_Available records_.
Start of Block
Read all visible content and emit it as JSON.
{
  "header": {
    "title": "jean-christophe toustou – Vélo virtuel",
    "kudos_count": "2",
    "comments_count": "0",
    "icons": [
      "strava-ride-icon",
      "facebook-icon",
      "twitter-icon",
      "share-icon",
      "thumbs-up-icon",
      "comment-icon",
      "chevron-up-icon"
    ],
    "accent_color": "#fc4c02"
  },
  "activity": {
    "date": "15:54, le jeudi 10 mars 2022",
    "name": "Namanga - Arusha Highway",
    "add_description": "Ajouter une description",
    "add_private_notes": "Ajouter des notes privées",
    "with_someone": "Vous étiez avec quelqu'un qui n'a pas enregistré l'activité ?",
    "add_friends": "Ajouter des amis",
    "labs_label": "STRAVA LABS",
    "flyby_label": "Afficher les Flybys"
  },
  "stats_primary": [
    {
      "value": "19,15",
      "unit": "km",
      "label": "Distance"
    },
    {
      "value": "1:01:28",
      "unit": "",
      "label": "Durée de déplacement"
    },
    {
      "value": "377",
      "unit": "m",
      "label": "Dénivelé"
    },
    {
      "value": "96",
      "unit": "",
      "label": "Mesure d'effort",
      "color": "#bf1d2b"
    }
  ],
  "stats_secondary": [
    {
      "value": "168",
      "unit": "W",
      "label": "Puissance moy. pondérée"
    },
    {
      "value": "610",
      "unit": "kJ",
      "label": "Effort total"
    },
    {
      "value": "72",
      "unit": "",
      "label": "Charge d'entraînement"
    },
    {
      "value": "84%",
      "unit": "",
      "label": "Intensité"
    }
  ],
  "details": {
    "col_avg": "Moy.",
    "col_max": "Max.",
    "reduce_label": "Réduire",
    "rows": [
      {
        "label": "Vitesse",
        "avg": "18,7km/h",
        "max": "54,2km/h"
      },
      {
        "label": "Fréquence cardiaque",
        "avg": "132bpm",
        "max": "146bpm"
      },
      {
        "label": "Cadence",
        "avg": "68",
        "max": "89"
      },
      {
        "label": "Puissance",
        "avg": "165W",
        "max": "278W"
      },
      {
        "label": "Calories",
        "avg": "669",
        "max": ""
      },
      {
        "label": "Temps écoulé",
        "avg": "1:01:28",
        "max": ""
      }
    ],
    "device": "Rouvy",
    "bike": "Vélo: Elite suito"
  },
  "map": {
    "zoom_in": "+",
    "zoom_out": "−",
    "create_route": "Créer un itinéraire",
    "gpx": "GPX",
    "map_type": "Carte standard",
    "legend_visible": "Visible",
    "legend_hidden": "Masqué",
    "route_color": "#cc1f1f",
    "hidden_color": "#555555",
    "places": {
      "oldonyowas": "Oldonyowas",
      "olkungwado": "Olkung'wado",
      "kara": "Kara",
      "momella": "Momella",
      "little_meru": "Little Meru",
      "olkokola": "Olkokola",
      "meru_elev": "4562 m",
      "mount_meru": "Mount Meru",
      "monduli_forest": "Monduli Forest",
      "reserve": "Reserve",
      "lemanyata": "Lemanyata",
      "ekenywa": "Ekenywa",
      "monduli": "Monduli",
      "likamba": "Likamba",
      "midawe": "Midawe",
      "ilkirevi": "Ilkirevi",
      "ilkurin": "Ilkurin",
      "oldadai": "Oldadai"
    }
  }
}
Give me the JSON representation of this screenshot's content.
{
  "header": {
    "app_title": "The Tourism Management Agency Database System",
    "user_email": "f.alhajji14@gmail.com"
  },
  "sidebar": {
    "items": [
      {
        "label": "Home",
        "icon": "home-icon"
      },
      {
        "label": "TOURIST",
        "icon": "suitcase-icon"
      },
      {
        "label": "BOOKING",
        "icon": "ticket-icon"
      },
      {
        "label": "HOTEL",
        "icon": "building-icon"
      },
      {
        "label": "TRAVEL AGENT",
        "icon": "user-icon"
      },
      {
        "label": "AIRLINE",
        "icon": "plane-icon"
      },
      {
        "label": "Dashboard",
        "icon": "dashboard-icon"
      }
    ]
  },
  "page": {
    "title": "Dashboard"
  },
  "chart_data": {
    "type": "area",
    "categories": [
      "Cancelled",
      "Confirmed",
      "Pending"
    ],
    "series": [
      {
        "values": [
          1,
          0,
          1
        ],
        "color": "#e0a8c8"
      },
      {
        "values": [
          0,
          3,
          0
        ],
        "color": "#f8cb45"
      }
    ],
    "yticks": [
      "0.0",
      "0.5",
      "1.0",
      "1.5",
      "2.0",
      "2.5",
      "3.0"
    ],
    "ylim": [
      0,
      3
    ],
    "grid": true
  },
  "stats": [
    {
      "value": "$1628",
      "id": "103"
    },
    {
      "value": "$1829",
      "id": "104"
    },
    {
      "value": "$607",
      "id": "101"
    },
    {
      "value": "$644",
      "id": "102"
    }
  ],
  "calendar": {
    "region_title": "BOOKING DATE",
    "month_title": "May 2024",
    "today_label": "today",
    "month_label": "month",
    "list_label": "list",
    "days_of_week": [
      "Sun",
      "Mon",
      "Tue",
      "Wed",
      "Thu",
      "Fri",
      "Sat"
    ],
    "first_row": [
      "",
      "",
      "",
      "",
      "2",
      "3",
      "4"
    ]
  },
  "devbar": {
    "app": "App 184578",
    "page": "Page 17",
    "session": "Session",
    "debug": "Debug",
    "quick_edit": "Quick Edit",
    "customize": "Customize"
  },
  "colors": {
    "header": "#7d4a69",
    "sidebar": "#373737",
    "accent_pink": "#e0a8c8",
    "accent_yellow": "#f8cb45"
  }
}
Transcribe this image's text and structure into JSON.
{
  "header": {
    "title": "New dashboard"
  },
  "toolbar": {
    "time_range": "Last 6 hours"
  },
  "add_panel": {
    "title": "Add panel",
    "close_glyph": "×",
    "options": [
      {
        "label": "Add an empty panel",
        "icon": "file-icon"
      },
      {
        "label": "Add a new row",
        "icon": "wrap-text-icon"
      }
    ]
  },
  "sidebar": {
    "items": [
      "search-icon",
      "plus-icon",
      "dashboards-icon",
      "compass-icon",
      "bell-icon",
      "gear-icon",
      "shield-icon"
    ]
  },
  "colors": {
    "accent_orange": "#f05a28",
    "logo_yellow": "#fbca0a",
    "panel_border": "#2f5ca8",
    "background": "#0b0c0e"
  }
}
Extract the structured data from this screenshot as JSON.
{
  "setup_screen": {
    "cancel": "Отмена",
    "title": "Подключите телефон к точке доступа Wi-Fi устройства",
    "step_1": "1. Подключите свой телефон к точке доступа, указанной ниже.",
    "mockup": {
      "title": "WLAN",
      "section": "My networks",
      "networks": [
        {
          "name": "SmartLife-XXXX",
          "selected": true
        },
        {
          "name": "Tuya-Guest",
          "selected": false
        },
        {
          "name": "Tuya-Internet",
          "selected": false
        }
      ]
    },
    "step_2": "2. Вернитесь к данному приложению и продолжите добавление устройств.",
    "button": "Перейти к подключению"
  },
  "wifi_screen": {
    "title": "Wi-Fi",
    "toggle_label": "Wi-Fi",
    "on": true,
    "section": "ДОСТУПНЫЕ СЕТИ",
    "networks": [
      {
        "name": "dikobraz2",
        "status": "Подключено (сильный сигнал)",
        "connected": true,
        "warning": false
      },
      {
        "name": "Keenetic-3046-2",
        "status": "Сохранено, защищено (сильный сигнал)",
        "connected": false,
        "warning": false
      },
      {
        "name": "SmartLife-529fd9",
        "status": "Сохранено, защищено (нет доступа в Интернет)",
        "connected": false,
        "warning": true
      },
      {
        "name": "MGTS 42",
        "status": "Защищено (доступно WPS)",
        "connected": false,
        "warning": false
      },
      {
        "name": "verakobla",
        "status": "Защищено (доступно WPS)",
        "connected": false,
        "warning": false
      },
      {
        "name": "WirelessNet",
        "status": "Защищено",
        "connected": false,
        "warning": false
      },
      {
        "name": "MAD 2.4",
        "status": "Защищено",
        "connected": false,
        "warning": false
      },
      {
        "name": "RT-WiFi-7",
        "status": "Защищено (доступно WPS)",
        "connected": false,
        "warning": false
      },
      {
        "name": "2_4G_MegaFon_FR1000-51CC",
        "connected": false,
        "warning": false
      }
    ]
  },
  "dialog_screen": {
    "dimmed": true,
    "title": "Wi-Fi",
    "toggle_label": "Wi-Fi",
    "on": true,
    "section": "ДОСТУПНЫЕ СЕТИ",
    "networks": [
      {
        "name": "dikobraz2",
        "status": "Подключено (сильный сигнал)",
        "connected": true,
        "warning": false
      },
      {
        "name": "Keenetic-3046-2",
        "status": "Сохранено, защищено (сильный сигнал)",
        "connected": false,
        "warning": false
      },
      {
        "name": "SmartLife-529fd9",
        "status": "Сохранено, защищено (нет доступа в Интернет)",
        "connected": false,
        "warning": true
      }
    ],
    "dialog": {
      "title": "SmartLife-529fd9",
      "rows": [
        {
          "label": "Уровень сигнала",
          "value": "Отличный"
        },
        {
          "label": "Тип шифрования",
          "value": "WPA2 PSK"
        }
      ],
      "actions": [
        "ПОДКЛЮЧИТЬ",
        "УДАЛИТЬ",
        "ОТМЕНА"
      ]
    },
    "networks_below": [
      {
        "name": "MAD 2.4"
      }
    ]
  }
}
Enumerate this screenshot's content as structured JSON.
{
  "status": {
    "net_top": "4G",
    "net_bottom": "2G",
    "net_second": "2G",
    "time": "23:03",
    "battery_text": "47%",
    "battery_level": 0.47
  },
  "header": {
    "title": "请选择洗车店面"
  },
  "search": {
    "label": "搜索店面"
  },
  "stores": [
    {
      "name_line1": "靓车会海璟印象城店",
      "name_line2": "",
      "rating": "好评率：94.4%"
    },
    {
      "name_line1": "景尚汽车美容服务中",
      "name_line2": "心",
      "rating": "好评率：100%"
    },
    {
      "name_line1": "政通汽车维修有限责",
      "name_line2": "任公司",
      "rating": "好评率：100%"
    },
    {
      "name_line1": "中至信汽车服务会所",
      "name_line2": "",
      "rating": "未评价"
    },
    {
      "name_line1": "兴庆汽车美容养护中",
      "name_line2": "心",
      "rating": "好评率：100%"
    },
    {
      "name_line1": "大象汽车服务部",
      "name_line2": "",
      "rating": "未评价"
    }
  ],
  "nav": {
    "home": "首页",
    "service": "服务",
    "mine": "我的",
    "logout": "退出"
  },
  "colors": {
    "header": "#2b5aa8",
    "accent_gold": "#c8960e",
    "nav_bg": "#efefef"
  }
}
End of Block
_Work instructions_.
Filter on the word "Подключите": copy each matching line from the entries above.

_Reply to the task_.
    "title": "Подключите телефон к точке доступа Wi-Fi устройства",
    "step_1": "1. Подключите свой телефон к точке доступа, указанной ниже.",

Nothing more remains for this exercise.